Only a number is required: the count of lines in the material below that contain "JSON".

- Opening Delimiter -

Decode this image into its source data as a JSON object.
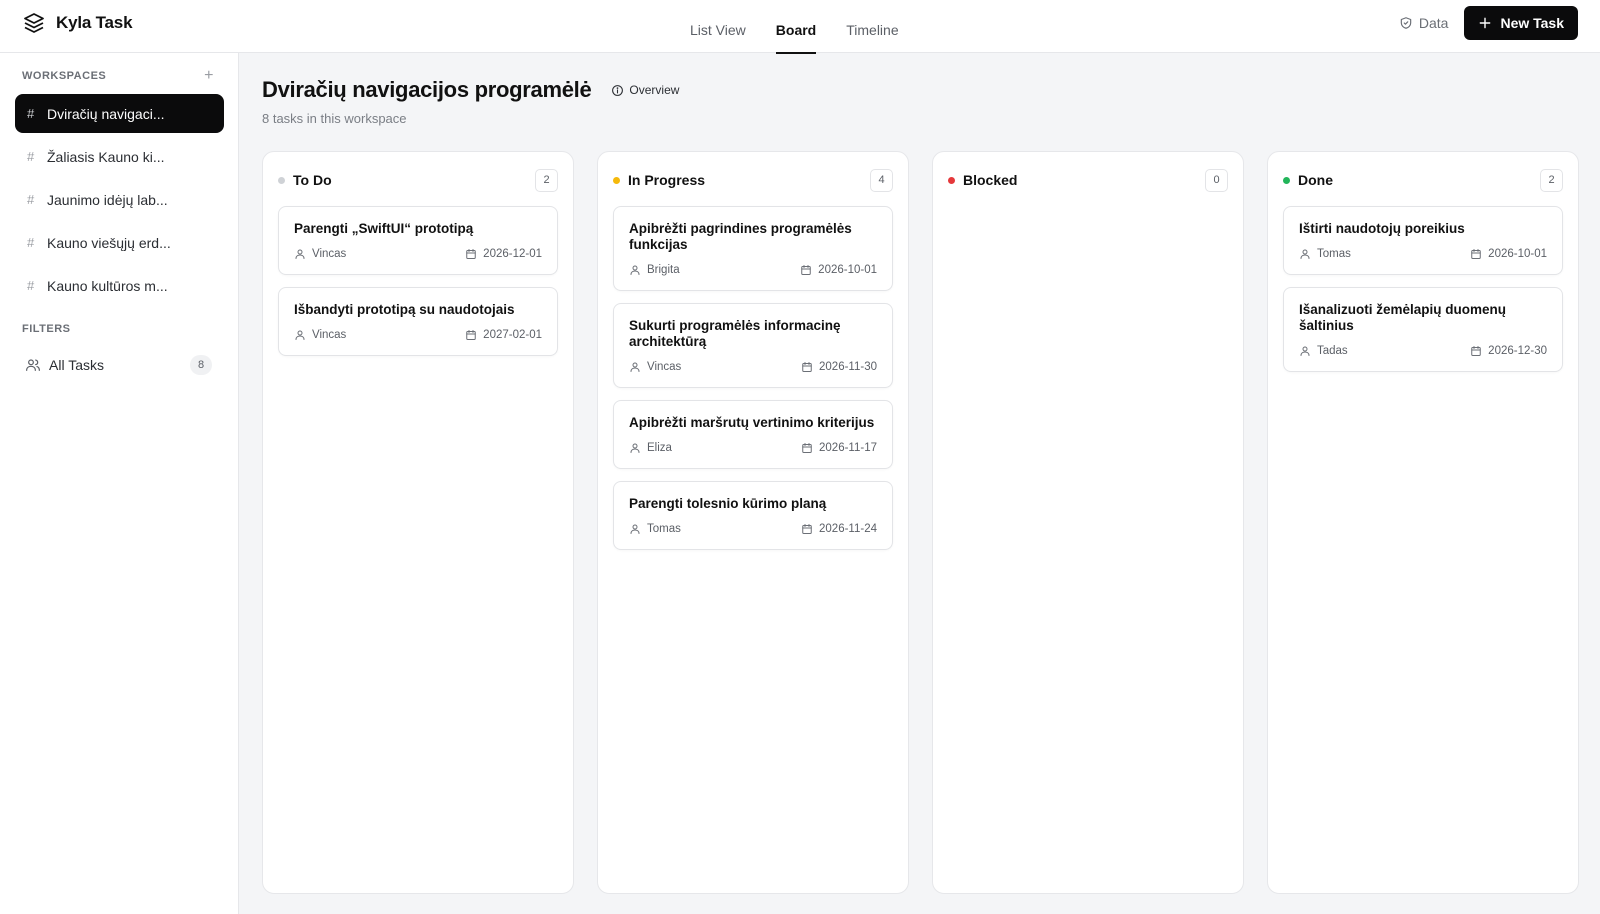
{
  "app": {
    "name": "Kyla Task"
  },
  "nav": {
    "tabs": [
      {
        "label": "List View"
      },
      {
        "label": "Board",
        "active": true
      },
      {
        "label": "Timeline"
      }
    ]
  },
  "header": {
    "data_label": "Data",
    "new_task_label": "New Task"
  },
  "sidebar": {
    "workspaces_heading": "WORKSPACES",
    "add_icon": "+",
    "workspaces": [
      {
        "label": "Dviračių navigaci...",
        "active": true
      },
      {
        "label": "Žaliasis Kauno ki..."
      },
      {
        "label": "Jaunimo idėjų lab..."
      },
      {
        "label": "Kauno viešųjų erd..."
      },
      {
        "label": "Kauno kultūros m..."
      }
    ],
    "filters_heading": "FILTERS",
    "filter": {
      "label": "All Tasks",
      "count": "8"
    }
  },
  "main": {
    "title": "Dviračių navigacijos programėlė",
    "overview_label": "Overview",
    "subtitle": "8 tasks in this workspace"
  },
  "columns": [
    {
      "title": "To Do",
      "count": "2",
      "color": "#cfd2d6",
      "cards": [
        {
          "title": "Parengti „SwiftUI“ prototipą",
          "assignee": "Vincas",
          "date": "2026-12-01"
        },
        {
          "title": "Išbandyti prototipą su naudotojais",
          "assignee": "Vincas",
          "date": "2027-02-01"
        }
      ]
    },
    {
      "title": "In Progress",
      "count": "4",
      "color": "#f5b90b",
      "cards": [
        {
          "title": "Apibrėžti pagrindines programėlės funkcijas",
          "assignee": "Brigita",
          "date": "2026-10-01"
        },
        {
          "title": "Sukurti programėlės informacinę architektūrą",
          "assignee": "Vincas",
          "date": "2026-11-30"
        },
        {
          "title": "Apibrėžti maršrutų vertinimo kriterijus",
          "assignee": "Eliza",
          "date": "2026-11-17"
        },
        {
          "title": "Parengti tolesnio kūrimo planą",
          "assignee": "Tomas",
          "date": "2026-11-24"
        }
      ]
    },
    {
      "title": "Blocked",
      "count": "0",
      "color": "#e5383b",
      "cards": []
    },
    {
      "title": "Done",
      "count": "2",
      "color": "#22b55a",
      "cards": [
        {
          "title": "Ištirti naudotojų poreikius",
          "assignee": "Tomas",
          "date": "2026-10-01"
        },
        {
          "title": "Išanalizuoti žemėlapių duomenų šaltinius",
          "assignee": "Tadas",
          "date": "2026-12-30"
        }
      ]
    }
  ]
}
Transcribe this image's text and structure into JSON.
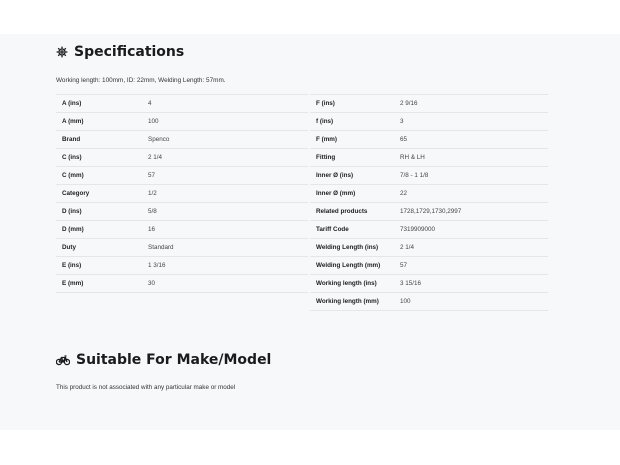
{
  "specs": {
    "title": "Specifications",
    "intro": "Working length: 100mm, ID: 22mm, Welding Length: 57mm.",
    "left": [
      {
        "label": "A (ins)",
        "value": "4"
      },
      {
        "label": "A (mm)",
        "value": "100"
      },
      {
        "label": "Brand",
        "value": "Spenco"
      },
      {
        "label": "C (ins)",
        "value": "2 1/4"
      },
      {
        "label": "C (mm)",
        "value": "57"
      },
      {
        "label": "Category",
        "value": "1/2"
      },
      {
        "label": "D (ins)",
        "value": "5/8"
      },
      {
        "label": "D (mm)",
        "value": "16"
      },
      {
        "label": "Duty",
        "value": "Standard"
      },
      {
        "label": "E (ins)",
        "value": "1 3/16"
      },
      {
        "label": "E (mm)",
        "value": "30"
      }
    ],
    "right": [
      {
        "label": "F (ins)",
        "value": "2 9/16"
      },
      {
        "label": "f (ins)",
        "value": "3"
      },
      {
        "label": "F (mm)",
        "value": "65"
      },
      {
        "label": "Fitting",
        "value": "RH & LH"
      },
      {
        "label": "Inner Ø (ins)",
        "value": "7/8 - 1 1/8"
      },
      {
        "label": "Inner Ø (mm)",
        "value": "22"
      },
      {
        "label": "Related products",
        "value": "1728,1729,1730,2997"
      },
      {
        "label": "Tariff Code",
        "value": "7319909000"
      },
      {
        "label": "Welding Length (ins)",
        "value": "2 1/4"
      },
      {
        "label": "Welding Length (mm)",
        "value": "57"
      },
      {
        "label": "Working length (ins)",
        "value": "3 15/16"
      },
      {
        "label": "Working length (mm)",
        "value": "100"
      }
    ]
  },
  "suitable": {
    "title": "Suitable For Make/Model",
    "note": "This product is not associated with any particular make or model"
  },
  "icons": {
    "specs": "gear-icon",
    "suitable": "bicycle-icon"
  }
}
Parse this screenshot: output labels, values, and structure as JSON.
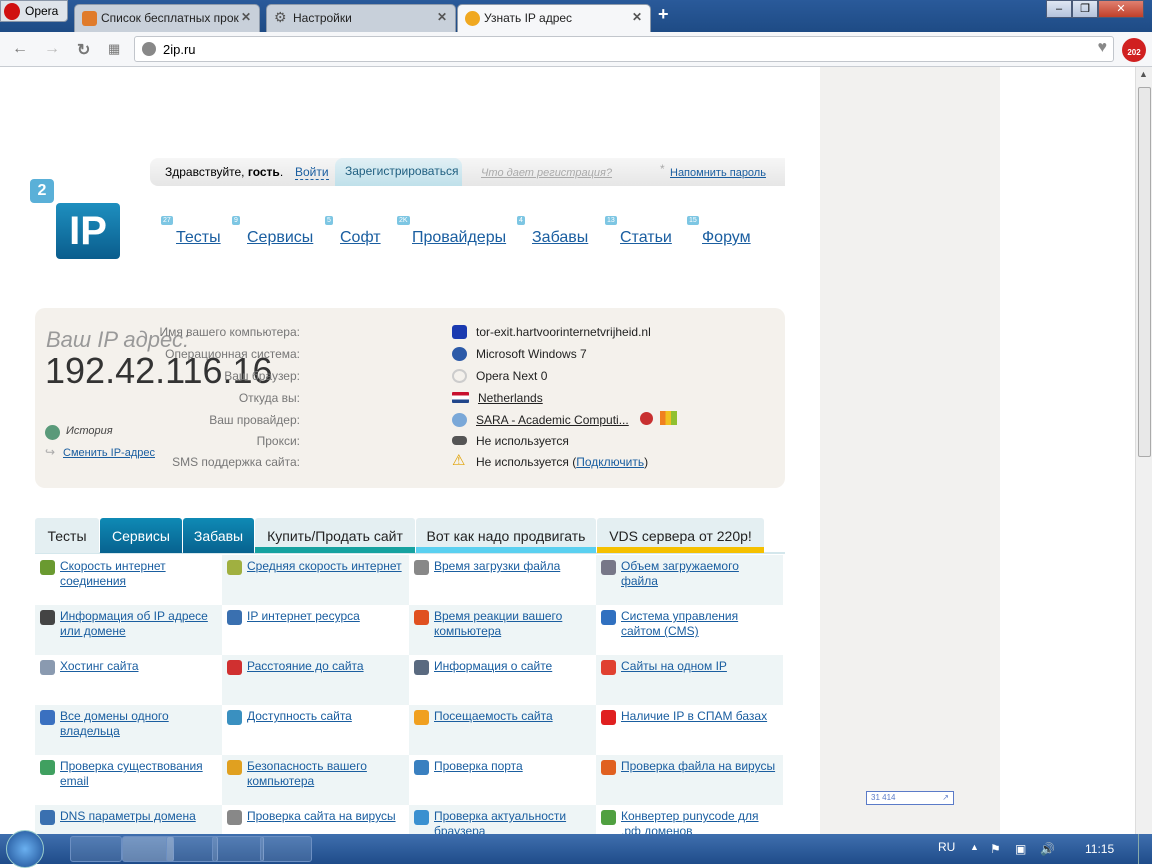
{
  "browser": {
    "menu_label": "Opera",
    "tabs": [
      {
        "title": "Список бесплатных прок",
        "icon": "fox-icon"
      },
      {
        "title": "Настройки",
        "icon": "gear-icon"
      },
      {
        "title": "Узнать IP адрес",
        "icon": "2ip-favicon",
        "active": true
      }
    ],
    "new_tab": "+",
    "url": "2ip.ru",
    "badge_count": "202"
  },
  "userbar": {
    "greeting": "Здравствуйте, ",
    "guest": "гость",
    "dot": ".",
    "login": "Войти",
    "register": "Зарегистрироваться",
    "why": "Что дает регистрация?",
    "remind": "Напомнить пароль"
  },
  "logo": {
    "top": "2",
    "main": "IP"
  },
  "nav": [
    {
      "label": "Тесты",
      "badge": "27"
    },
    {
      "label": "Сервисы",
      "badge": "9"
    },
    {
      "label": "Софт",
      "badge": "5"
    },
    {
      "label": "Провайдеры",
      "badge": "2K"
    },
    {
      "label": "Забавы",
      "badge": "4"
    },
    {
      "label": "Статьи",
      "badge": "13"
    },
    {
      "label": "Форум",
      "badge": "15"
    }
  ],
  "ip": {
    "heading": "Ваш IP адрес:",
    "address": "192.42.116.16",
    "history": "История",
    "change": "Сменить IP-адрес",
    "rows": [
      {
        "label": "Имя вашего компьютера:",
        "value": "tor-exit.hartvoorinternetvrijheid.nl",
        "icon": "computer-icon"
      },
      {
        "label": "Операционная система:",
        "value": "Microsoft Windows 7",
        "icon": "windows-icon"
      },
      {
        "label": "Ваш браузер:",
        "value": "Opera Next 0",
        "icon": "opera-icon"
      },
      {
        "label": "Откуда вы:",
        "value": "Netherlands",
        "icon": "netherlands-flag-icon",
        "link": true
      },
      {
        "label": "Ваш провайдер:",
        "value": "SARA - Academic Computi...",
        "icon": "help-icon",
        "link": true
      },
      {
        "label": "Прокси:",
        "value": "Не используется",
        "icon": "glasses-icon"
      },
      {
        "label": "SMS поддержка сайта:",
        "value": "Не используется (",
        "link_text": "Подключить",
        "suffix": ")",
        "icon": "warning-icon"
      }
    ]
  },
  "tabs2": [
    "Тесты",
    "Сервисы",
    "Забавы",
    "Купить/Продать сайт",
    "Вот как надо продвигать",
    "VDS сервера от 220р!"
  ],
  "services": [
    [
      "Скорость интернет соединения",
      "Средняя скорость интернет",
      "Время загрузки файла",
      "Объем загружаемого файла"
    ],
    [
      "Информация об IP адресе или домене",
      "IP интернет ресурса",
      "Время реакции вашего компьютера",
      "Система управления сайтом (CMS)"
    ],
    [
      "Хостинг сайта",
      "Расстояние до сайта",
      "Информация о сайте",
      "Сайты на одном IP"
    ],
    [
      "Все домены одного владельца",
      "Доступность сайта",
      "Посещаемость сайта",
      "Наличие IP в СПАМ базах"
    ],
    [
      "Проверка существования email",
      "Безопасность вашего компьютера",
      "Проверка порта",
      "Проверка файла на вирусы"
    ],
    [
      "DNS параметры домена",
      "Проверка сайта на вирусы",
      "Проверка актуальности браузера",
      "Конвертер punycode для .рф доменов"
    ]
  ],
  "counter": "31 414",
  "taskbar": {
    "lang": "RU",
    "time": "11:15"
  }
}
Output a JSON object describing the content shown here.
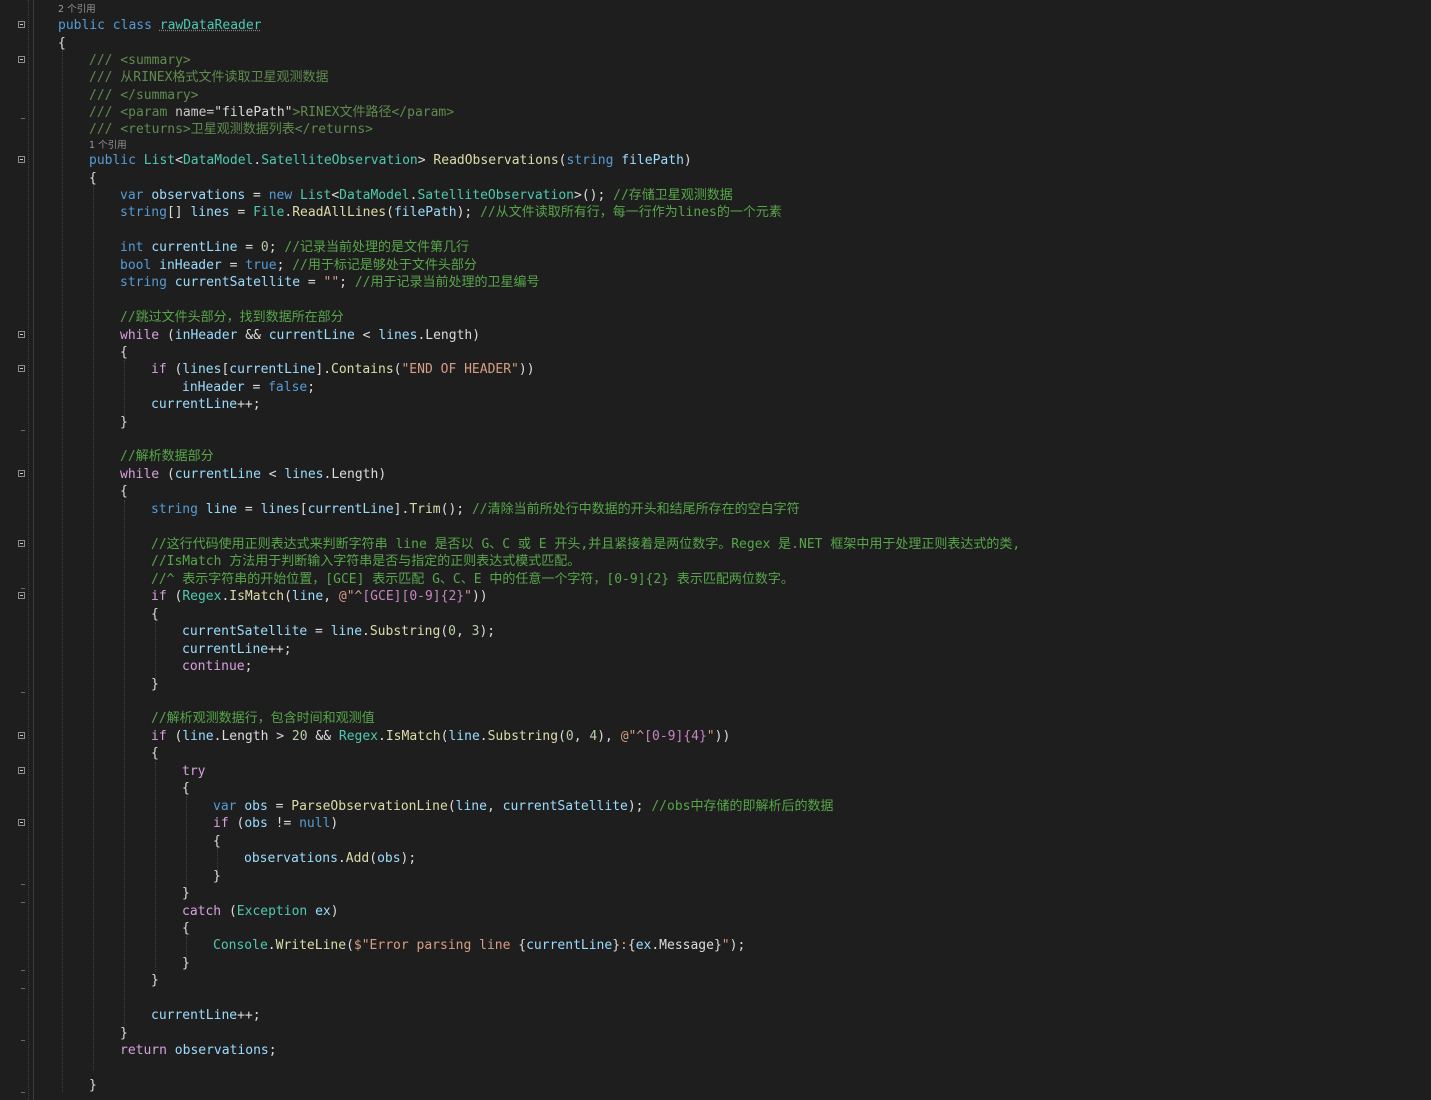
{
  "lens": {
    "class_refs": "2 个引用",
    "method_refs": "1 个引用"
  },
  "code": {
    "l01": [
      "public",
      "class",
      "rawDataReader"
    ],
    "l02": "{",
    "l03": "/// <summary>",
    "l04": "/// 从RINEX格式文件读取卫星观测数据",
    "l05": "/// </summary>",
    "l06": [
      "/// <param ",
      "name=",
      "\"filePath\"",
      ">RINEX文件路径</param>"
    ],
    "l07": "/// <returns>卫星观测数据列表</returns>",
    "l08": [
      "public",
      "List",
      "<",
      "DataModel",
      ".",
      "SatelliteObservation",
      "> ",
      "ReadObservations",
      "(",
      "string",
      "filePath",
      ")"
    ],
    "l09": "{",
    "l10": [
      "var",
      "observations",
      " = ",
      "new",
      "List",
      "<",
      "DataModel",
      ".",
      "SatelliteObservation",
      ">(); ",
      "//存储卫星观测数据"
    ],
    "l11": [
      "string",
      "[] ",
      "lines",
      " = ",
      "File",
      ".",
      "ReadAllLines",
      "(",
      "filePath",
      "); ",
      "//从文件读取所有行，每一行作为lines的一个元素"
    ],
    "l12": [
      "int",
      "currentLine",
      " = ",
      "0",
      "; ",
      "//记录当前处理的是文件第几行"
    ],
    "l13": [
      "bool",
      "inHeader",
      " = ",
      "true",
      "; ",
      "//用于标记是够处于文件头部分"
    ],
    "l14": [
      "string",
      "currentSatellite",
      " = ",
      "\"\"",
      "; ",
      "//用于记录当前处理的卫星编号"
    ],
    "l15": "//跳过文件头部分，找到数据所在部分",
    "l16": [
      "while",
      " (",
      "inHeader",
      " && ",
      "currentLine",
      " < ",
      "lines",
      ".",
      "Length",
      ")"
    ],
    "l17": "{",
    "l18": [
      "if",
      " (",
      "lines",
      "[",
      "currentLine",
      "].",
      "Contains",
      "(",
      "\"END OF HEADER\"",
      "))"
    ],
    "l19": [
      "inHeader",
      " = ",
      "false",
      ";"
    ],
    "l20": [
      "currentLine",
      "++;"
    ],
    "l21": "}",
    "l22": "//解析数据部分",
    "l23": [
      "while",
      " (",
      "currentLine",
      " < ",
      "lines",
      ".",
      "Length",
      ")"
    ],
    "l24": "{",
    "l25": [
      "string",
      "line",
      " = ",
      "lines",
      "[",
      "currentLine",
      "].",
      "Trim",
      "(); ",
      "//清除当前所处行中数据的开头和结尾所存在的空白字符"
    ],
    "l26": "//这行代码使用正则表达式来判断字符串 line 是否以 G、C 或 E 开头,并且紧接着是两位数字。Regex 是.NET 框架中用于处理正则表达式的类,",
    "l27": "//IsMatch 方法用于判断输入字符串是否与指定的正则表达式模式匹配。",
    "l28": "//^ 表示字符串的开始位置，[GCE] 表示匹配 G、C、E 中的任意一个字符，[0-9]{2} 表示匹配两位数字。",
    "l29": [
      "if",
      " (",
      "Regex",
      ".",
      "IsMatch",
      "(",
      "line",
      ", ",
      "@\"^",
      "[GCE]",
      "[0-9]",
      "{2}",
      "\"",
      "))"
    ],
    "l30": "{",
    "l31": [
      "currentSatellite",
      " = ",
      "line",
      ".",
      "Substring",
      "(",
      "0",
      ", ",
      "3",
      ");"
    ],
    "l32": [
      "currentLine",
      "++;"
    ],
    "l33": [
      "continue",
      ";"
    ],
    "l34": "}",
    "l35": "//解析观测数据行，包含时间和观测值",
    "l36": [
      "if",
      " (",
      "line",
      ".",
      "Length",
      " > ",
      "20",
      " && ",
      "Regex",
      ".",
      "IsMatch",
      "(",
      "line",
      ".",
      "Substring",
      "(",
      "0",
      ", ",
      "4",
      "), ",
      "@\"^",
      "[0-9]",
      "{4}",
      "\"",
      "))"
    ],
    "l37": "{",
    "l38": "try",
    "l39": "{",
    "l40": [
      "var",
      "obs",
      " = ",
      "ParseObservationLine",
      "(",
      "line",
      ", ",
      "currentSatellite",
      "); ",
      "//obs中存储的即解析后的数据"
    ],
    "l41": [
      "if",
      " (",
      "obs",
      " != ",
      "null",
      ")"
    ],
    "l42": "{",
    "l43": [
      "observations",
      ".",
      "Add",
      "(",
      "obs",
      ");"
    ],
    "l44": "}",
    "l45": "}",
    "l46": [
      "catch",
      " (",
      "Exception",
      "ex",
      ")"
    ],
    "l47": "{",
    "l48": [
      "Console",
      ".",
      "WriteLine",
      "(",
      "$\"Error parsing line ",
      "{",
      "currentLine",
      "}",
      ":",
      "{",
      "ex",
      ".",
      "Message",
      "}",
      "\"",
      ");"
    ],
    "l49": "}",
    "l50": "}",
    "l51": [
      "currentLine",
      "++;"
    ],
    "l52": "}",
    "l53": [
      "return",
      "observations",
      ";"
    ],
    "l54": "}"
  },
  "colors": {
    "background": "#1e1e1e",
    "keyword": "#569cd6",
    "control": "#d8a0df",
    "type": "#4ec9b0",
    "string": "#d69d85",
    "comment": "#57a64a",
    "method": "#dcdcaa",
    "variable": "#9cdcfe"
  }
}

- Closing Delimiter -

Exercise response -> 4